## Data supplied:
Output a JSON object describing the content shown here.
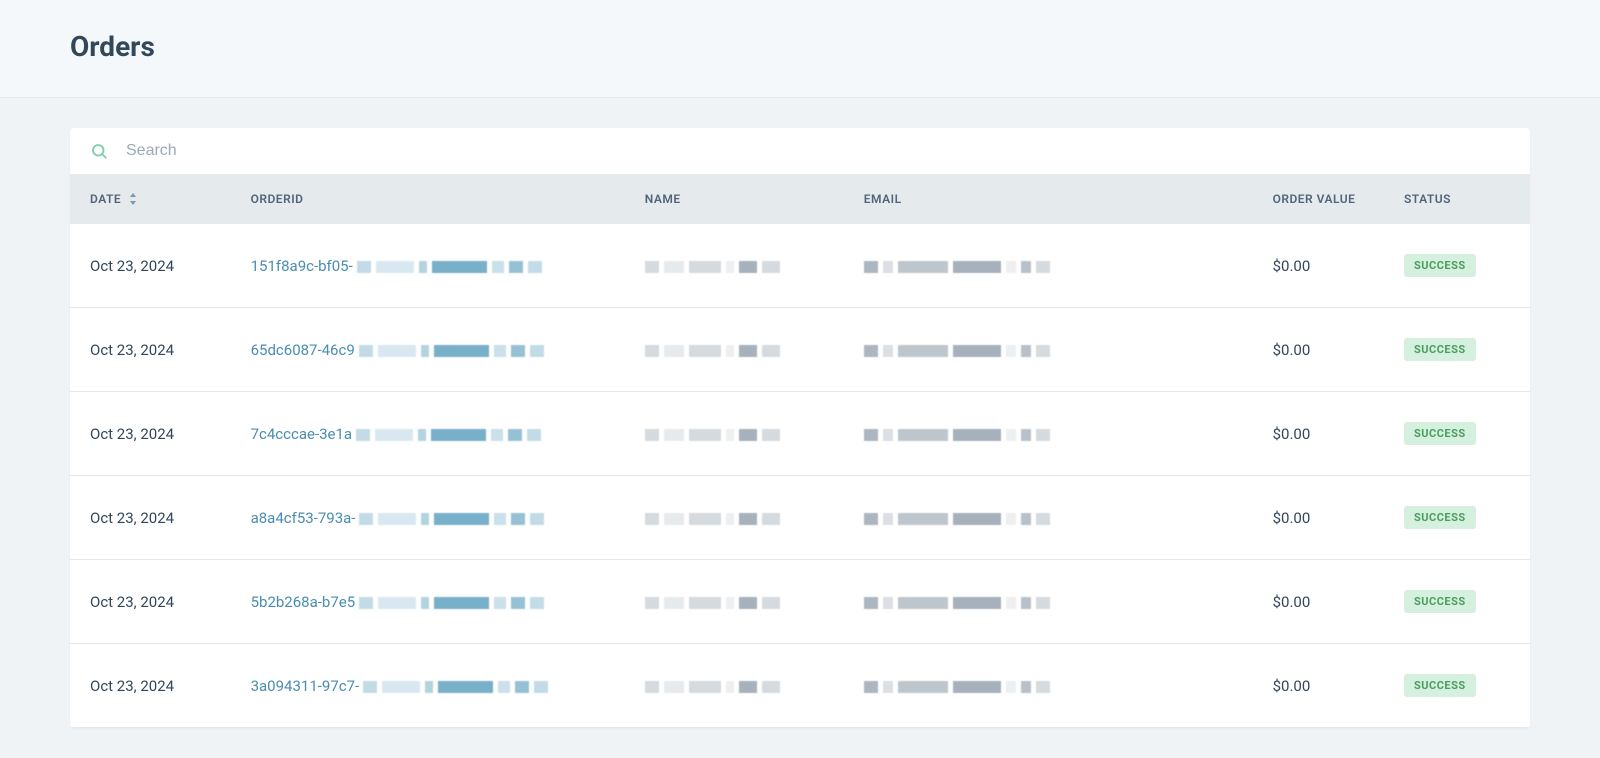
{
  "page": {
    "title": "Orders"
  },
  "search": {
    "placeholder": "Search",
    "value": ""
  },
  "table": {
    "columns": {
      "date": "DATE",
      "orderid": "ORDERID",
      "name": "NAME",
      "email": "EMAIL",
      "order_value": "ORDER VALUE",
      "status": "STATUS"
    },
    "rows": [
      {
        "date": "Oct 23, 2024",
        "order_id_prefix": "151f8a9c-bf05-",
        "order_value": "$0.00",
        "status": "SUCCESS"
      },
      {
        "date": "Oct 23, 2024",
        "order_id_prefix": "65dc6087-46c9",
        "order_value": "$0.00",
        "status": "SUCCESS"
      },
      {
        "date": "Oct 23, 2024",
        "order_id_prefix": "7c4cccae-3e1a",
        "order_value": "$0.00",
        "status": "SUCCESS"
      },
      {
        "date": "Oct 23, 2024",
        "order_id_prefix": "a8a4cf53-793a-",
        "order_value": "$0.00",
        "status": "SUCCESS"
      },
      {
        "date": "Oct 23, 2024",
        "order_id_prefix": "5b2b268a-b7e5",
        "order_value": "$0.00",
        "status": "SUCCESS"
      },
      {
        "date": "Oct 23, 2024",
        "order_id_prefix": "3a094311-97c7-",
        "order_value": "$0.00",
        "status": "SUCCESS"
      }
    ]
  }
}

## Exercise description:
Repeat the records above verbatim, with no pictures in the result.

## Answer box:
Output a JSON object describing the content shown here.
{
  "page": {
    "title": "Orders"
  },
  "search": {
    "placeholder": "Search",
    "value": ""
  },
  "table": {
    "columns": {
      "date": "DATE",
      "orderid": "ORDERID",
      "name": "NAME",
      "email": "EMAIL",
      "order_value": "ORDER VALUE",
      "status": "STATUS"
    },
    "rows": [
      {
        "date": "Oct 23, 2024",
        "order_id_prefix": "151f8a9c-bf05-",
        "order_value": "$0.00",
        "status": "SUCCESS"
      },
      {
        "date": "Oct 23, 2024",
        "order_id_prefix": "65dc6087-46c9",
        "order_value": "$0.00",
        "status": "SUCCESS"
      },
      {
        "date": "Oct 23, 2024",
        "order_id_prefix": "7c4cccae-3e1a",
        "order_value": "$0.00",
        "status": "SUCCESS"
      },
      {
        "date": "Oct 23, 2024",
        "order_id_prefix": "a8a4cf53-793a-",
        "order_value": "$0.00",
        "status": "SUCCESS"
      },
      {
        "date": "Oct 23, 2024",
        "order_id_prefix": "5b2b268a-b7e5",
        "order_value": "$0.00",
        "status": "SUCCESS"
      },
      {
        "date": "Oct 23, 2024",
        "order_id_prefix": "3a094311-97c7-",
        "order_value": "$0.00",
        "status": "SUCCESS"
      }
    ]
  }
}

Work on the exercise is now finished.